_What the task asks_
Extract all of the entries and set them down verbatim.

Page and application data records:

______________________________

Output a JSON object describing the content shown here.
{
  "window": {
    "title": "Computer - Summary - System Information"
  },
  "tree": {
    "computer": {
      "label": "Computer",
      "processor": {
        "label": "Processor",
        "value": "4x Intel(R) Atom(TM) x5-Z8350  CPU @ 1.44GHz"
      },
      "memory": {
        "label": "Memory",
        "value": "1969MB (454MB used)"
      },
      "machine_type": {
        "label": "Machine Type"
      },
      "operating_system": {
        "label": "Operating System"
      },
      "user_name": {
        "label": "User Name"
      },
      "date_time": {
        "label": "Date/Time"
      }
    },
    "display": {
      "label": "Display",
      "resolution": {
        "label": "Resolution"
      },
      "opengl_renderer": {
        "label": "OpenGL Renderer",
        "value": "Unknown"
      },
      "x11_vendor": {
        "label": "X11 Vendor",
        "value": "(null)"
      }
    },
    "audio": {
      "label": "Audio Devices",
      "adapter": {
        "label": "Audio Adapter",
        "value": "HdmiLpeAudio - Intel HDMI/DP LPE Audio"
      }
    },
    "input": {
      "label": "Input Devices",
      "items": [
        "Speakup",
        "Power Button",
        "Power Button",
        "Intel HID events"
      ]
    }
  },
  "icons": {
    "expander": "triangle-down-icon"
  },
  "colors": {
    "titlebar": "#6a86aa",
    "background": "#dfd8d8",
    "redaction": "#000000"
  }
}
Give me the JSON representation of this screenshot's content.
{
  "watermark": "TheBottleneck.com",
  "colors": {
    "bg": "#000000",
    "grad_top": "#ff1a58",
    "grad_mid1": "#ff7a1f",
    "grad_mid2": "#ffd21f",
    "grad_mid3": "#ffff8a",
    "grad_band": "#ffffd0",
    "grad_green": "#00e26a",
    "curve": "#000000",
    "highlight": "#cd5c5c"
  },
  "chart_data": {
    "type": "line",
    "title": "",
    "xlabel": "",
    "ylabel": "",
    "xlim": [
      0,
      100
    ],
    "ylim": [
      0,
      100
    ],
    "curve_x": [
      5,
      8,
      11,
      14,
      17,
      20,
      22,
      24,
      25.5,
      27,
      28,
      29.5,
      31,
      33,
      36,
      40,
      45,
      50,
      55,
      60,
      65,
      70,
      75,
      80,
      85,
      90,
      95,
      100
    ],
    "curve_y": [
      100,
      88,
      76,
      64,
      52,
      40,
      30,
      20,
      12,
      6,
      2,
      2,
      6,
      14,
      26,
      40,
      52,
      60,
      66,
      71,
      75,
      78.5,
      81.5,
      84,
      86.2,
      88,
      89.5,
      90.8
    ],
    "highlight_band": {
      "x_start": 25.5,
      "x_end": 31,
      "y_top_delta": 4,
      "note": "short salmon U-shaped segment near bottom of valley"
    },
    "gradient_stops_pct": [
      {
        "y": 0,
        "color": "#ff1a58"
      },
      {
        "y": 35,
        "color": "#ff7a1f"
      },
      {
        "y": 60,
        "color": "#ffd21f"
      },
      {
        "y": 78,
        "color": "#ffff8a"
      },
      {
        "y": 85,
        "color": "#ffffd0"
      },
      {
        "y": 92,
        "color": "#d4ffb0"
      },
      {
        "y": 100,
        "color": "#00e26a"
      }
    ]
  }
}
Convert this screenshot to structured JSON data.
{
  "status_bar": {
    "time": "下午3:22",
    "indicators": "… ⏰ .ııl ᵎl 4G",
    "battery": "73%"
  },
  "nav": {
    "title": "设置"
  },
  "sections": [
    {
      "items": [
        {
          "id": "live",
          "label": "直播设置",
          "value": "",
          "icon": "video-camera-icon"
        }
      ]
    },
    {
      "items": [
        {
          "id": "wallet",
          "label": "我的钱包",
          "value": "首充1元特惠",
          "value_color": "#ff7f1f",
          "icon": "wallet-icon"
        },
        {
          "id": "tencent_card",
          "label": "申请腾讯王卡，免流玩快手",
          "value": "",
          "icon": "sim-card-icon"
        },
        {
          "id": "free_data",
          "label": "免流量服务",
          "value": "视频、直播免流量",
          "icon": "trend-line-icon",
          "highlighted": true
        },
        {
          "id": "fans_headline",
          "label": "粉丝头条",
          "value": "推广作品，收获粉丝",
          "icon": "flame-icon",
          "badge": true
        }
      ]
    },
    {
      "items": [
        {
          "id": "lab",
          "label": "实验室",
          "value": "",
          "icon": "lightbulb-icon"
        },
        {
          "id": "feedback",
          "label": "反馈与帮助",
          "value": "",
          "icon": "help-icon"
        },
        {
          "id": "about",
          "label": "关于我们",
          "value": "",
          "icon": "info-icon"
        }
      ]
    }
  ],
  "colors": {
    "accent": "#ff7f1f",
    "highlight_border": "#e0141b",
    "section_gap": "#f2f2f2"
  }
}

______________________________

_Expected answer_
Output a JSON object describing the content shown here.
{
  "window": {
    "title": "Computer - Summary - System Information"
  },
  "tree": {
    "computer": {
      "label": "Computer",
      "processor": {
        "label": "Processor",
        "value": "4x Intel(R) Atom(TM) x5-Z8350  CPU @ 1.44GHz"
      },
      "memory": {
        "label": "Memory",
        "value": "1969MB (454MB used)"
      },
      "machine_type": {
        "label": "Machine Type"
      },
      "operating_system": {
        "label": "Operating System"
      },
      "user_name": {
        "label": "User Name"
      },
      "date_time": {
        "label": "Date/Time"
      }
    },
    "display": {
      "label": "Display",
      "resolution": {
        "label": "Resolution"
      },
      "opengl_renderer": {
        "label": "OpenGL Renderer",
        "value": "Unknown"
      },
      "x11_vendor": {
        "label": "X11 Vendor",
        "value": "(null)"
      }
    },
    "audio": {
      "label": "Audio Devices",
      "adapter": {
        "label": "Audio Adapter",
        "value": "HdmiLpeAudio - Intel HDMI/DP LPE Audio"
      }
    },
    "input": {
      "label": "Input Devices",
      "items": [
        "Speakup",
        "Power Button",
        "Power Button",
        "Intel HID events"
      ]
    }
  },
  "icons": {
    "expander": "triangle-down-icon"
  },
  "colors": {
    "titlebar": "#6a86aa",
    "background": "#dfd8d8",
    "redaction": "#000000"
  }
}
Give me the JSON representation of this screenshot's content.
{
  "watermark": "TheBottleneck.com",
  "colors": {
    "bg": "#000000",
    "grad_top": "#ff1a58",
    "grad_mid1": "#ff7a1f",
    "grad_mid2": "#ffd21f",
    "grad_mid3": "#ffff8a",
    "grad_band": "#ffffd0",
    "grad_green": "#00e26a",
    "curve": "#000000",
    "highlight": "#cd5c5c"
  },
  "chart_data": {
    "type": "line",
    "title": "",
    "xlabel": "",
    "ylabel": "",
    "xlim": [
      0,
      100
    ],
    "ylim": [
      0,
      100
    ],
    "curve_x": [
      5,
      8,
      11,
      14,
      17,
      20,
      22,
      24,
      25.5,
      27,
      28,
      29.5,
      31,
      33,
      36,
      40,
      45,
      50,
      55,
      60,
      65,
      70,
      75,
      80,
      85,
      90,
      95,
      100
    ],
    "curve_y": [
      100,
      88,
      76,
      64,
      52,
      40,
      30,
      20,
      12,
      6,
      2,
      2,
      6,
      14,
      26,
      40,
      52,
      60,
      66,
      71,
      75,
      78.5,
      81.5,
      84,
      86.2,
      88,
      89.5,
      90.8
    ],
    "highlight_band": {
      "x_start": 25.5,
      "x_end": 31,
      "y_top_delta": 4,
      "note": "short salmon U-shaped segment near bottom of valley"
    },
    "gradient_stops_pct": [
      {
        "y": 0,
        "color": "#ff1a58"
      },
      {
        "y": 35,
        "color": "#ff7a1f"
      },
      {
        "y": 60,
        "color": "#ffd21f"
      },
      {
        "y": 78,
        "color": "#ffff8a"
      },
      {
        "y": 85,
        "color": "#ffffd0"
      },
      {
        "y": 92,
        "color": "#d4ffb0"
      },
      {
        "y": 100,
        "color": "#00e26a"
      }
    ]
  }
}
Convert this screenshot to structured JSON data.
{
  "status_bar": {
    "time": "下午3:22",
    "indicators": "… ⏰ .ııl ᵎl 4G",
    "battery": "73%"
  },
  "nav": {
    "title": "设置"
  },
  "sections": [
    {
      "items": [
        {
          "id": "live",
          "label": "直播设置",
          "value": "",
          "icon": "video-camera-icon"
        }
      ]
    },
    {
      "items": [
        {
          "id": "wallet",
          "label": "我的钱包",
          "value": "首充1元特惠",
          "value_color": "#ff7f1f",
          "icon": "wallet-icon"
        },
        {
          "id": "tencent_card",
          "label": "申请腾讯王卡，免流玩快手",
          "value": "",
          "icon": "sim-card-icon"
        },
        {
          "id": "free_data",
          "label": "免流量服务",
          "value": "视频、直播免流量",
          "icon": "trend-line-icon",
          "highlighted": true
        },
        {
          "id": "fans_headline",
          "label": "粉丝头条",
          "value": "推广作品，收获粉丝",
          "icon": "flame-icon",
          "badge": true
        }
      ]
    },
    {
      "items": [
        {
          "id": "lab",
          "label": "实验室",
          "value": "",
          "icon": "lightbulb-icon"
        },
        {
          "id": "feedback",
          "label": "反馈与帮助",
          "value": "",
          "icon": "help-icon"
        },
        {
          "id": "about",
          "label": "关于我们",
          "value": "",
          "icon": "info-icon"
        }
      ]
    }
  ],
  "colors": {
    "accent": "#ff7f1f",
    "highlight_border": "#e0141b",
    "section_gap": "#f2f2f2"
  }
}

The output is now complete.